In comparison, speakerphone was a little disappointing. Voices sounded blended together and muffled, making it difficult to hear individual words clearly. On maximum volume, music came off harsh and tinny, and again, a bit blended. I was told, however, that I sounded fine when talking through speakerphone.
Listen now: Samsung Intensity III call quality sample
The device runs on 1X technology, so don't expect blazing-fast data speeds. Loading the CNET mobile site took an average of 8 seconds, The New York Times loaded in 10 seconds, and ESPN took an average of 12 seconds. Keep in mind that these mobile sites don't appear like they would on higher-end smartphones. A lot of coding is stripped away, so the site is modified to show only some of the graphics and images.
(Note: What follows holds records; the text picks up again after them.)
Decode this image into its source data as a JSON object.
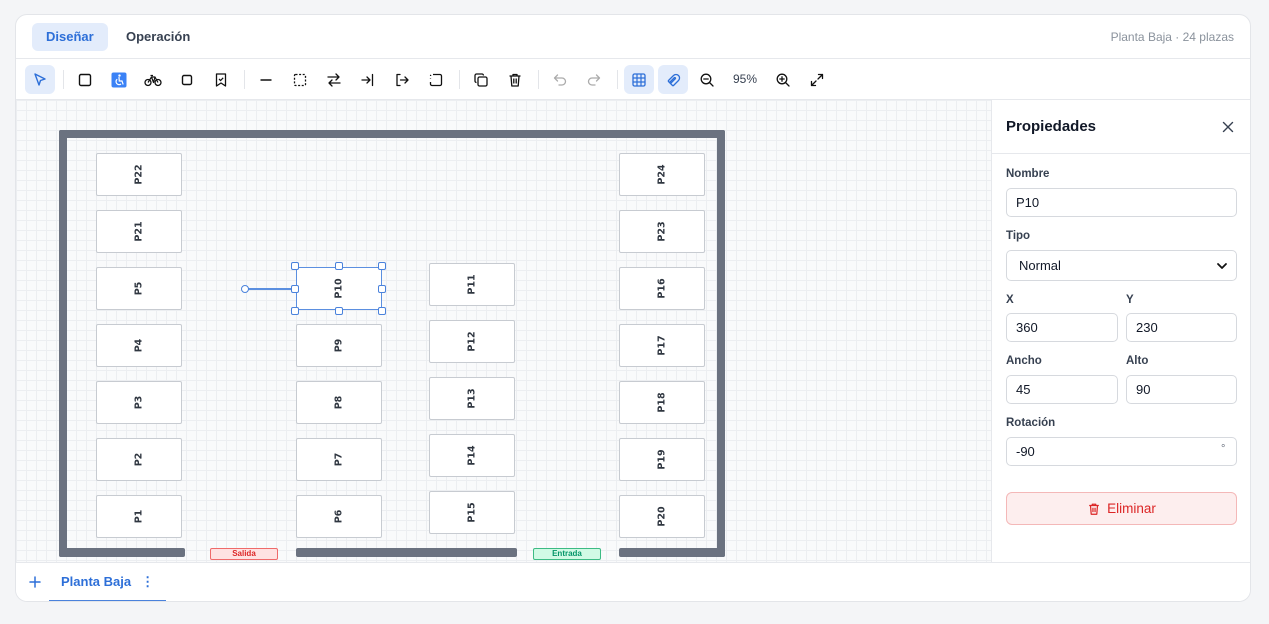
{
  "header": {
    "tabs": [
      {
        "label": "Diseñar",
        "active": true
      },
      {
        "label": "Operación",
        "active": false
      }
    ],
    "meta": "Planta Baja · 24 plazas"
  },
  "toolbar": {
    "zoom": "95%",
    "tools": [
      "select",
      "spot-normal",
      "spot-accessible",
      "spot-bicycle",
      "spot-small",
      "spot-reserved",
      "wall",
      "area",
      "direction",
      "entry",
      "exit",
      "zone",
      "duplicate",
      "delete",
      "undo",
      "redo",
      "grid",
      "snap",
      "zoom-out",
      "zoom-in",
      "fit"
    ]
  },
  "canvas": {
    "spots": [
      {
        "label": "P22",
        "selected": false
      },
      {
        "label": "P21",
        "selected": false
      },
      {
        "label": "P5",
        "selected": false
      },
      {
        "label": "P4",
        "selected": false
      },
      {
        "label": "P3",
        "selected": false
      },
      {
        "label": "P2",
        "selected": false
      },
      {
        "label": "P1",
        "selected": false
      },
      {
        "label": "P10",
        "selected": true
      },
      {
        "label": "P9",
        "selected": false
      },
      {
        "label": "P8",
        "selected": false
      },
      {
        "label": "P7",
        "selected": false
      },
      {
        "label": "P6",
        "selected": false
      },
      {
        "label": "P11",
        "selected": false
      },
      {
        "label": "P12",
        "selected": false
      },
      {
        "label": "P13",
        "selected": false
      },
      {
        "label": "P14",
        "selected": false
      },
      {
        "label": "P15",
        "selected": false
      },
      {
        "label": "P24",
        "selected": false
      },
      {
        "label": "P23",
        "selected": false
      },
      {
        "label": "P16",
        "selected": false
      },
      {
        "label": "P17",
        "selected": false
      },
      {
        "label": "P18",
        "selected": false
      },
      {
        "label": "P19",
        "selected": false
      },
      {
        "label": "P20",
        "selected": false
      }
    ],
    "doors": {
      "exit": "Salida",
      "entry": "Entrada"
    }
  },
  "panel": {
    "title": "Propiedades",
    "fields": {
      "nombre_label": "Nombre",
      "nombre_value": "P10",
      "tipo_label": "Tipo",
      "tipo_value": "Normal",
      "x_label": "X",
      "x_value": "360",
      "y_label": "Y",
      "y_value": "230",
      "ancho_label": "Ancho",
      "ancho_value": "45",
      "alto_label": "Alto",
      "alto_value": "90",
      "rotacion_label": "Rotación",
      "rotacion_value": "-90",
      "rotacion_unit": "°"
    },
    "delete_label": "Eliminar"
  },
  "footer": {
    "floors": [
      {
        "label": "Planta Baja",
        "active": true
      }
    ]
  },
  "colors": {
    "accent": "#2d6fd8",
    "accent_bg": "#e3ecfb",
    "wall": "#6b7280",
    "danger": "#dc2626",
    "success": "#059669"
  }
}
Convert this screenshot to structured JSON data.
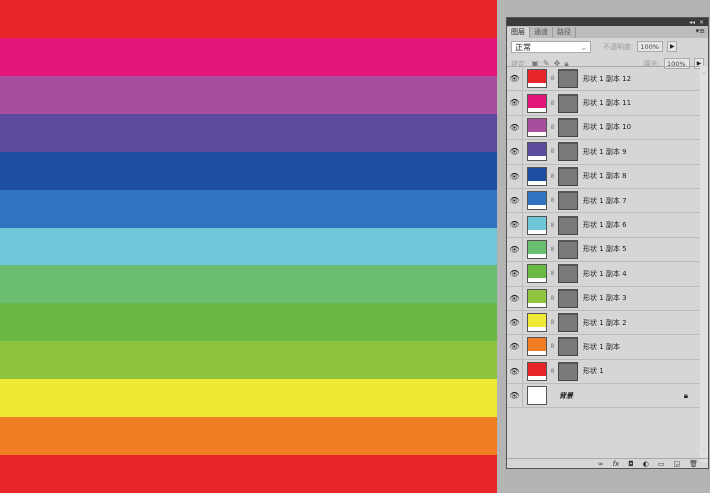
{
  "canvas": {
    "stripes": [
      "#e8262a",
      "#e3177a",
      "#a94e9d",
      "#5c4a9e",
      "#1e4ea1",
      "#2f74bf",
      "#6ec6d8",
      "#6bbd70",
      "#6bb945",
      "#8fc43e",
      "#efe835",
      "#f07d23",
      "#e8262a"
    ]
  },
  "panel": {
    "tabs": [
      "图层",
      "通道",
      "路径"
    ],
    "blend_mode": "正常",
    "opacity_label": "不透明度:",
    "opacity": "100%",
    "lock_label": "锁定:",
    "fill_label": "填充:",
    "fill": "100%",
    "layers": [
      {
        "name": "形状 1 副本 12",
        "color": "#e8262a"
      },
      {
        "name": "形状 1 副本 11",
        "color": "#e3177a"
      },
      {
        "name": "形状 1 副本 10",
        "color": "#a94e9d"
      },
      {
        "name": "形状 1 副本 9",
        "color": "#5c4a9e"
      },
      {
        "name": "形状 1 副本 8",
        "color": "#1e4ea1"
      },
      {
        "name": "形状 1 副本 7",
        "color": "#2f74bf"
      },
      {
        "name": "形状 1 副本 6",
        "color": "#6ec6d8"
      },
      {
        "name": "形状 1 副本 5",
        "color": "#6bbd70"
      },
      {
        "name": "形状 1 副本 4",
        "color": "#6bb945"
      },
      {
        "name": "形状 1 副本 3",
        "color": "#8fc43e"
      },
      {
        "name": "形状 1 副本 2",
        "color": "#efe835"
      },
      {
        "name": "形状 1 副本",
        "color": "#f07d23"
      },
      {
        "name": "形状 1",
        "color": "#e8262a"
      }
    ],
    "background_layer": "背景"
  }
}
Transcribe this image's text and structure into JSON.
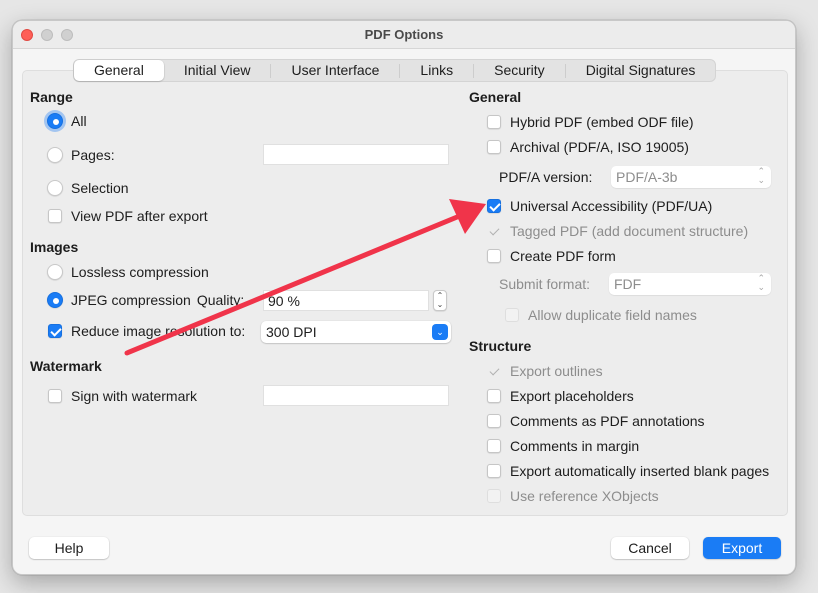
{
  "window": {
    "title": "PDF Options"
  },
  "tabs": [
    {
      "label": "General",
      "active": true
    },
    {
      "label": "Initial View",
      "active": false
    },
    {
      "label": "User Interface",
      "active": false
    },
    {
      "label": "Links",
      "active": false
    },
    {
      "label": "Security",
      "active": false
    },
    {
      "label": "Digital Signatures",
      "active": false
    }
  ],
  "range": {
    "title": "Range",
    "all_label": "All",
    "all_checked": true,
    "pages_label": "Pages:",
    "pages_value": "",
    "selection_label": "Selection",
    "view_after_export_label": "View PDF after export",
    "view_after_export_checked": false
  },
  "images": {
    "title": "Images",
    "lossless_label": "Lossless compression",
    "jpeg_label": "JPEG compression",
    "jpeg_checked": true,
    "quality_label": "Quality:",
    "quality_value": "90 %",
    "reduce_label": "Reduce image resolution to:",
    "reduce_checked": true,
    "resolution_value": "300 DPI"
  },
  "watermark": {
    "title": "Watermark",
    "sign_label": "Sign with watermark",
    "sign_checked": false,
    "text_value": ""
  },
  "general": {
    "title": "General",
    "hybrid_label": "Hybrid PDF (embed ODF file)",
    "archival_label": "Archival (PDF/A, ISO 19005)",
    "pdfa_version_label": "PDF/A version:",
    "pdfa_version_value": "PDF/A-3b",
    "ua_label": "Universal Accessibility (PDF/UA)",
    "ua_checked": true,
    "tagged_label": "Tagged PDF (add document structure)",
    "tagged_checked": true,
    "form_label": "Create PDF form",
    "submit_format_label": "Submit format:",
    "submit_format_value": "FDF",
    "duplicate_label": "Allow duplicate field names"
  },
  "structure": {
    "title": "Structure",
    "outlines_label": "Export outlines",
    "outlines_checked": true,
    "placeholders_label": "Export placeholders",
    "comments_pdf_label": "Comments as PDF annotations",
    "comments_margin_label": "Comments in margin",
    "blank_pages_label": "Export automatically inserted blank pages",
    "xobjects_label": "Use reference XObjects"
  },
  "footer": {
    "help_label": "Help",
    "cancel_label": "Cancel",
    "export_label": "Export"
  },
  "annotation": {
    "arrow_color": "#f0344a",
    "points_to": "Universal Accessibility (PDF/UA)"
  },
  "icons": {
    "spin_up": "⌃",
    "spin_down": "⌄",
    "chevron_down": "⌄",
    "updown": "⇕"
  }
}
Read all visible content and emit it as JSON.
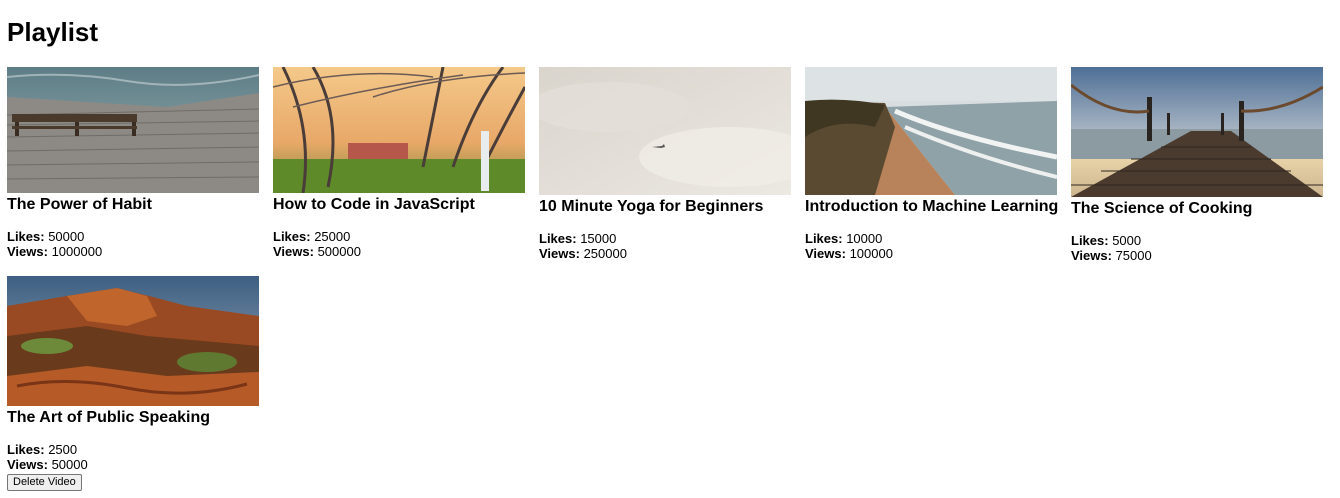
{
  "page": {
    "title": "Playlist"
  },
  "labels": {
    "likes": "Likes:",
    "views": "Views:",
    "delete_button": "Delete Video"
  },
  "videos": [
    {
      "title": "The Power of Habit",
      "likes": "50000",
      "views": "1000000",
      "thumbnail": "wooden-pier-bench"
    },
    {
      "title": "How to Code in JavaScript",
      "likes": "25000",
      "views": "500000",
      "thumbnail": "tree-avenue"
    },
    {
      "title": "10 Minute Yoga for Beginners",
      "likes": "15000",
      "views": "250000",
      "thumbnail": "cloudy-sky-plane"
    },
    {
      "title": "Introduction to Machine Learning",
      "likes": "10000",
      "views": "100000",
      "thumbnail": "coastal-cliff"
    },
    {
      "title": "The Science of Cooking",
      "likes": "5000",
      "views": "75000",
      "thumbnail": "pier-rope-sunset"
    },
    {
      "title": "The Art of Public Speaking",
      "likes": "2500",
      "views": "50000",
      "thumbnail": "red-canyon"
    }
  ]
}
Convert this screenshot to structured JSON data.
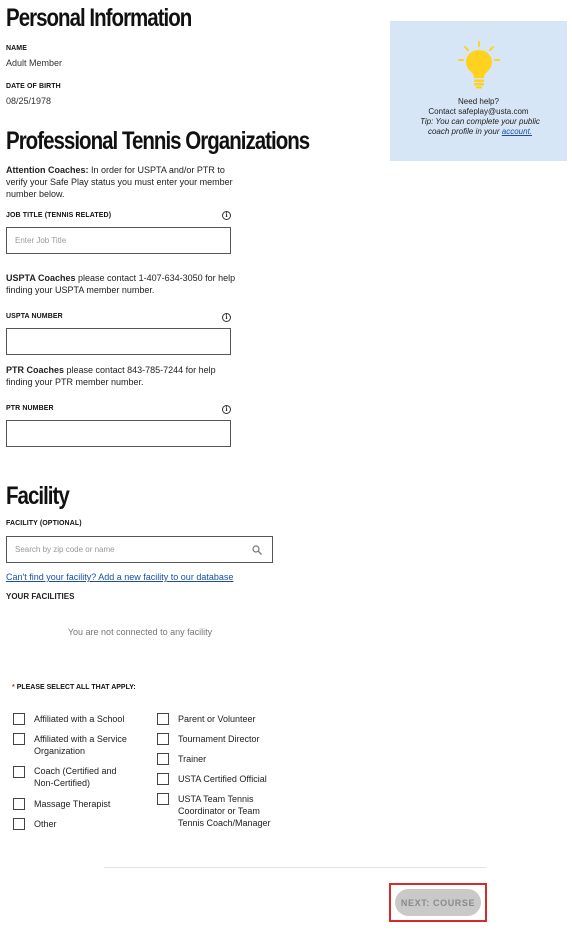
{
  "personal": {
    "heading": "Personal Information",
    "name_label": "NAME",
    "name_value": "Adult Member",
    "dob_label": "DATE OF BIRTH",
    "dob_value": "08/25/1978"
  },
  "help": {
    "title": "Need help?",
    "contact": "Contact safeplay@usta.com",
    "tip_prefix": "Tip: You can complete your public coach profile in your ",
    "tip_link": "account."
  },
  "professional": {
    "heading": "Professional Tennis Organizations",
    "attention_bold": "Attention Coaches:",
    "attention_text": " In order for USPTA and/or PTR to verify your Safe Play status you must enter your member number below.",
    "job_title_label": "JOB TITLE (TENNIS RELATED)",
    "job_title_placeholder": "Enter Job Title",
    "uspta_bold": "USPTA Coaches",
    "uspta_text": " please contact 1-407-634-3050 for help finding your USPTA member number.",
    "uspta_label": "USPTA NUMBER",
    "uspta_value": "",
    "ptr_bold": "PTR Coaches",
    "ptr_text": " please contact 843-785-7244 for help finding your PTR member number.",
    "ptr_label": "PTR NUMBER",
    "ptr_value": "",
    "info_glyph": "i"
  },
  "facility": {
    "heading": "Facility",
    "label": "FACILITY (OPTIONAL)",
    "search_placeholder": "Search by zip code or name",
    "add_link": "Can't find your facility? Add a new facility to our database",
    "your_facilities": "YOUR FACILITIES",
    "empty_message": "You are not connected to any facility"
  },
  "roles": {
    "required_marker": "*",
    "label": "PLEASE SELECT ALL THAT APPLY:",
    "left": [
      "Affiliated with a School",
      "Affiliated with a Service Organization",
      "Coach (Certified and Non-Certified)",
      "Massage Therapist",
      "Other"
    ],
    "right": [
      "Parent or Volunteer",
      "Tournament Director",
      "Trainer",
      "USTA Certified Official",
      "USTA Team Tennis Coordinator or Team Tennis Coach/Manager"
    ]
  },
  "footer": {
    "next_label": "NEXT: COURSE"
  },
  "colors": {
    "help_bg": "#d6e6f7",
    "bulb": "#ffd21f",
    "link": "#1a4fa0",
    "required": "#d52b2b",
    "highlight": "#d52b2b"
  },
  "icons": {
    "help": "lightbulb-icon",
    "info": "info-icon",
    "search": "search-icon"
  }
}
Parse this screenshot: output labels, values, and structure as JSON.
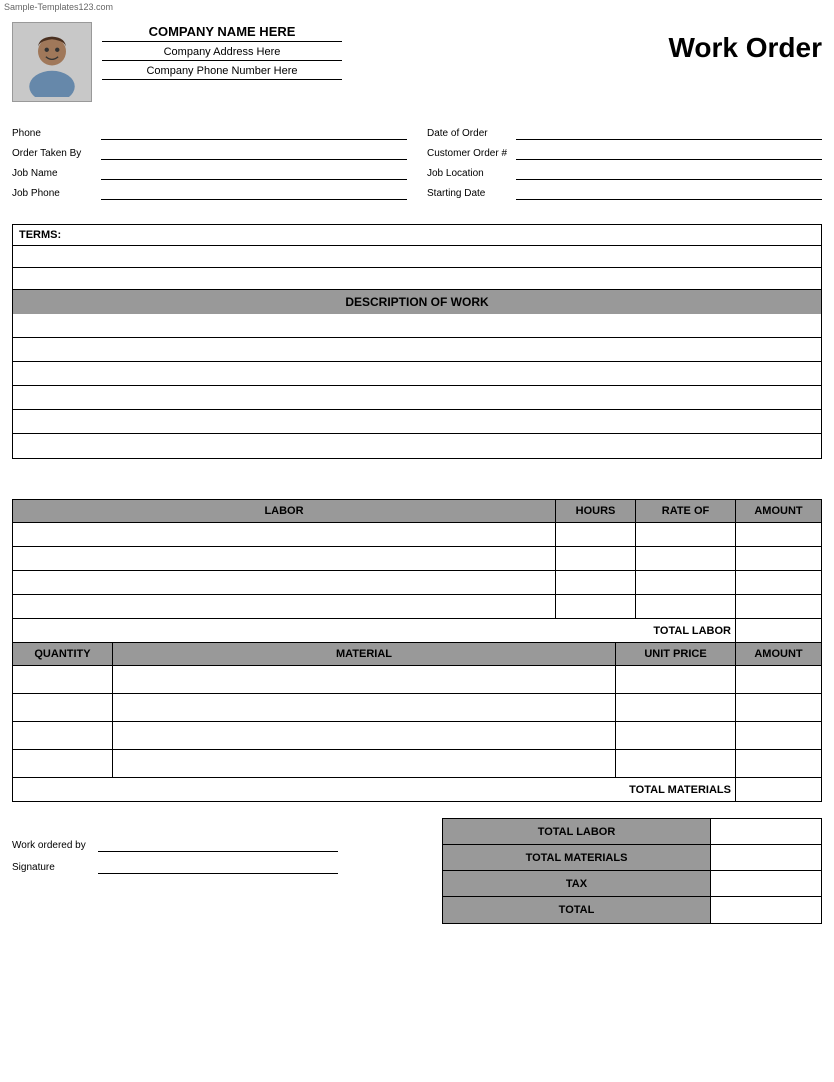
{
  "watermark": "Sample-Templates123.com",
  "header": {
    "company_name": "COMPANY NAME HERE",
    "company_address": "Company Address Here",
    "company_phone": "Company Phone Number Here",
    "title": "Work Order"
  },
  "form": {
    "phone_label": "Phone",
    "date_of_order_label": "Date of Order",
    "order_taken_by_label": "Order Taken By",
    "customer_order_label": "Customer Order #",
    "job_name_label": "Job Name",
    "job_location_label": "Job Location",
    "job_phone_label": "Job Phone",
    "starting_date_label": "Starting Date"
  },
  "terms": {
    "label": "TERMS:"
  },
  "description": {
    "header": "DESCRIPTION OF WORK",
    "rows": 6
  },
  "labor": {
    "columns": [
      "LABOR",
      "HOURS",
      "RATE OF",
      "AMOUNT"
    ],
    "rows": 4,
    "total_label": "TOTAL LABOR"
  },
  "materials": {
    "columns": [
      "QUANTITY",
      "MATERIAL",
      "UNIT PRICE",
      "AMOUNT"
    ],
    "rows": 4,
    "total_label": "TOTAL MATERIALS"
  },
  "summary": {
    "rows": [
      {
        "label": "TOTAL LABOR",
        "value": ""
      },
      {
        "label": "TOTAL MATERIALS",
        "value": ""
      },
      {
        "label": "TAX",
        "value": ""
      },
      {
        "label": "TOTAL",
        "value": ""
      }
    ]
  },
  "bottom": {
    "work_ordered_by_label": "Work ordered by",
    "signature_label": "Signature"
  }
}
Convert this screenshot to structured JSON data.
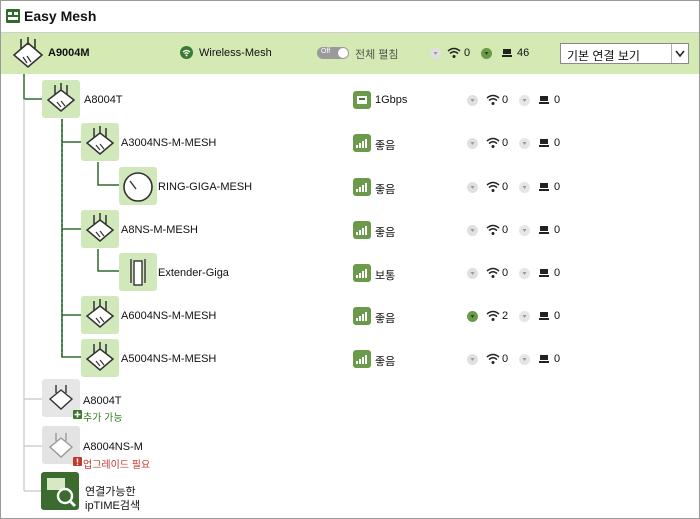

Watching YouTube wasn't pleasant. Just like recorded video, YouTube videos don't play in the full area of the display and in fact only occupy about a fifth of the screen.
As for its ruggedness, I dropped and kicked the handset down several flights of stairs, and it only suffered a few scratches here and there. The screen stayed intact and the sliding keyboard still felt snappy after the tumbles. However, during one particularly hard landing, the back plate and battery flew off. After I put the pieces back together, everything was still fully operational. Though I don't doubt that the modern fragile smartphones of today wouldn't have fared as well, the Intensity III didn't feel any sturdier than other standard feature phones. Plus, people looking for rugged phones probably want water resistance as well, which this doesn't offer.
During our battery drain tests, the phone lasted 7.25 hours and had a solid battery life. After a day spent talking on the phone, texting, and browsing the Web, only about one battery notch (out of four) would disappear. It can also last a handful of days without a charge. According to FCC radiation tests, the phone has a digital SAR rating of 0.66W/kg.
Unfortunately, the Samsung Intensity III isn't so "intense." Although it can survive the hard bumps of daily (and sometimes, not-so-daily) use, to be worth its rugged salt, it should be water-resistant as well. In addition, its unattractive look and its all-too-flat keyboard surface are two design flaws I can't get over.
Ultimately, even though it makes solid calls and has a great call simulator for bad social situations you want to get out of, its low specs aren't worth it. Instead, consider the LG Extravert. It too is a simple feature phone on Verizon's network that has a sliding keyboard, but it has much more comfortable keys.